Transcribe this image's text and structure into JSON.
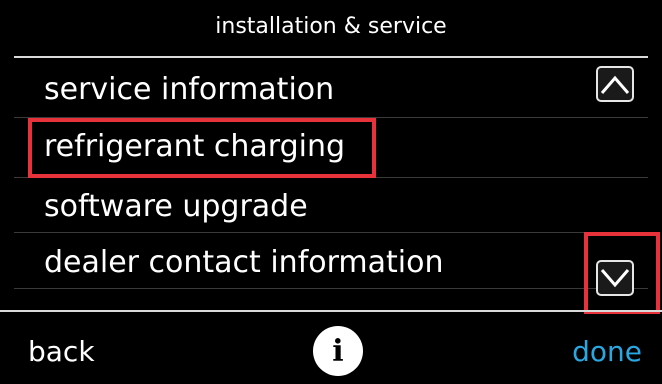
{
  "header": {
    "title": "installation & service"
  },
  "menu": {
    "items": [
      {
        "label": "service information"
      },
      {
        "label": "refrigerant charging"
      },
      {
        "label": "software upgrade"
      },
      {
        "label": "dealer contact information"
      }
    ],
    "highlighted_index": 1
  },
  "scroll": {
    "up_icon": "chevron-up-icon",
    "down_icon": "chevron-down-icon"
  },
  "footer": {
    "back_label": "back",
    "info_label": "i",
    "done_label": "done"
  },
  "colors": {
    "background": "#000000",
    "text": "#ffffff",
    "accent_done": "#2aa6e0",
    "highlight": "#e8323b"
  }
}
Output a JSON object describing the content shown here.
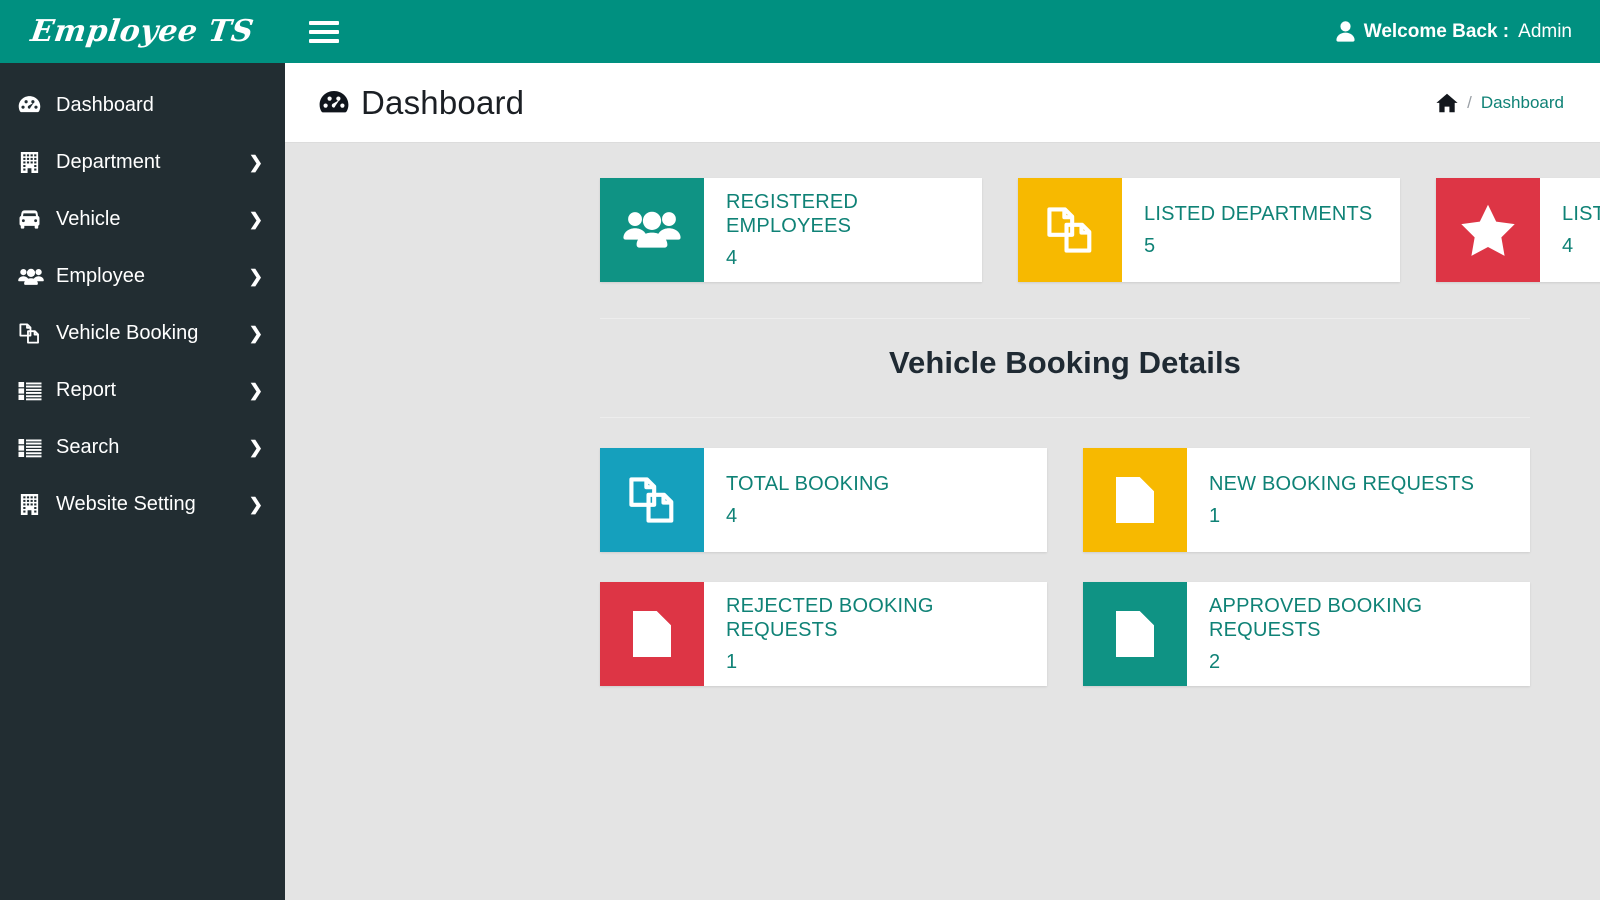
{
  "brand": {
    "text": "Employee TS"
  },
  "colors": {
    "teal": "#009080",
    "teal_dark": "#0f8276",
    "sidebar": "#222d32",
    "yellow": "#f7b900",
    "red": "#dd3545",
    "cyan": "#15a0bd",
    "green": "#0f9384",
    "content_bg": "#e4e4e4"
  },
  "topbar": {
    "menu_toggle": "hamburger-menu",
    "welcome_prefix": "Welcome Back :",
    "welcome_user": "Admin"
  },
  "page": {
    "title": "Dashboard",
    "title_icon": "tachometer-icon"
  },
  "breadcrumb": {
    "home_icon": "home-icon",
    "separator": "/",
    "current": "Dashboard"
  },
  "sidebar": {
    "items": [
      {
        "label": "Dashboard",
        "icon": "tachometer-icon",
        "caret": false,
        "name": "dashboard"
      },
      {
        "label": "Department",
        "icon": "building-icon",
        "caret": true,
        "name": "department"
      },
      {
        "label": "Vehicle",
        "icon": "car-icon",
        "caret": true,
        "name": "vehicle"
      },
      {
        "label": "Employee",
        "icon": "users-icon",
        "caret": true,
        "name": "employee"
      },
      {
        "label": "Vehicle Booking",
        "icon": "clone-icon",
        "caret": true,
        "name": "vehicle-booking"
      },
      {
        "label": "Report",
        "icon": "list-icon",
        "caret": true,
        "name": "report"
      },
      {
        "label": "Search",
        "icon": "list-icon",
        "caret": true,
        "name": "search"
      },
      {
        "label": "Website Setting",
        "icon": "building-icon",
        "caret": true,
        "name": "website-setting"
      }
    ],
    "caret_glyph": "❯"
  },
  "stats_row1": [
    {
      "label": "REGISTERED EMPLOYEES",
      "value": "4",
      "icon": "users-icon",
      "color": "#0f9384"
    },
    {
      "label": "LISTED DEPARTMENTS",
      "value": "5",
      "icon": "clone-icon",
      "color": "#f7b900"
    },
    {
      "label": "LISTED VEHICLE",
      "value": "4",
      "icon": "star-icon",
      "color": "#dd3545"
    }
  ],
  "section": {
    "title": "Vehicle Booking Details"
  },
  "stats_row2": [
    {
      "label": "TOTAL BOOKING",
      "value": "4",
      "icon": "clone-icon",
      "color": "#15a0bd"
    },
    {
      "label": "NEW BOOKING REQUESTS",
      "value": "1",
      "icon": "file-icon",
      "color": "#f7b900"
    }
  ],
  "stats_row3": [
    {
      "label": "REJECTED BOOKING REQUESTS",
      "value": "1",
      "icon": "file-icon",
      "color": "#dd3545"
    },
    {
      "label": "APPROVED BOOKING REQUESTS",
      "value": "2",
      "icon": "file-icon",
      "color": "#0f9384"
    }
  ]
}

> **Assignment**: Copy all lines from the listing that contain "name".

> **Answer to the problem**:
        "name": "dashboard"
        "name": "department"
        "name": "vehicle"
        "name": "employee"
        "name": "vehicle-booking"
        "name": "report"
        "name": "search"
        "name": "website-setting"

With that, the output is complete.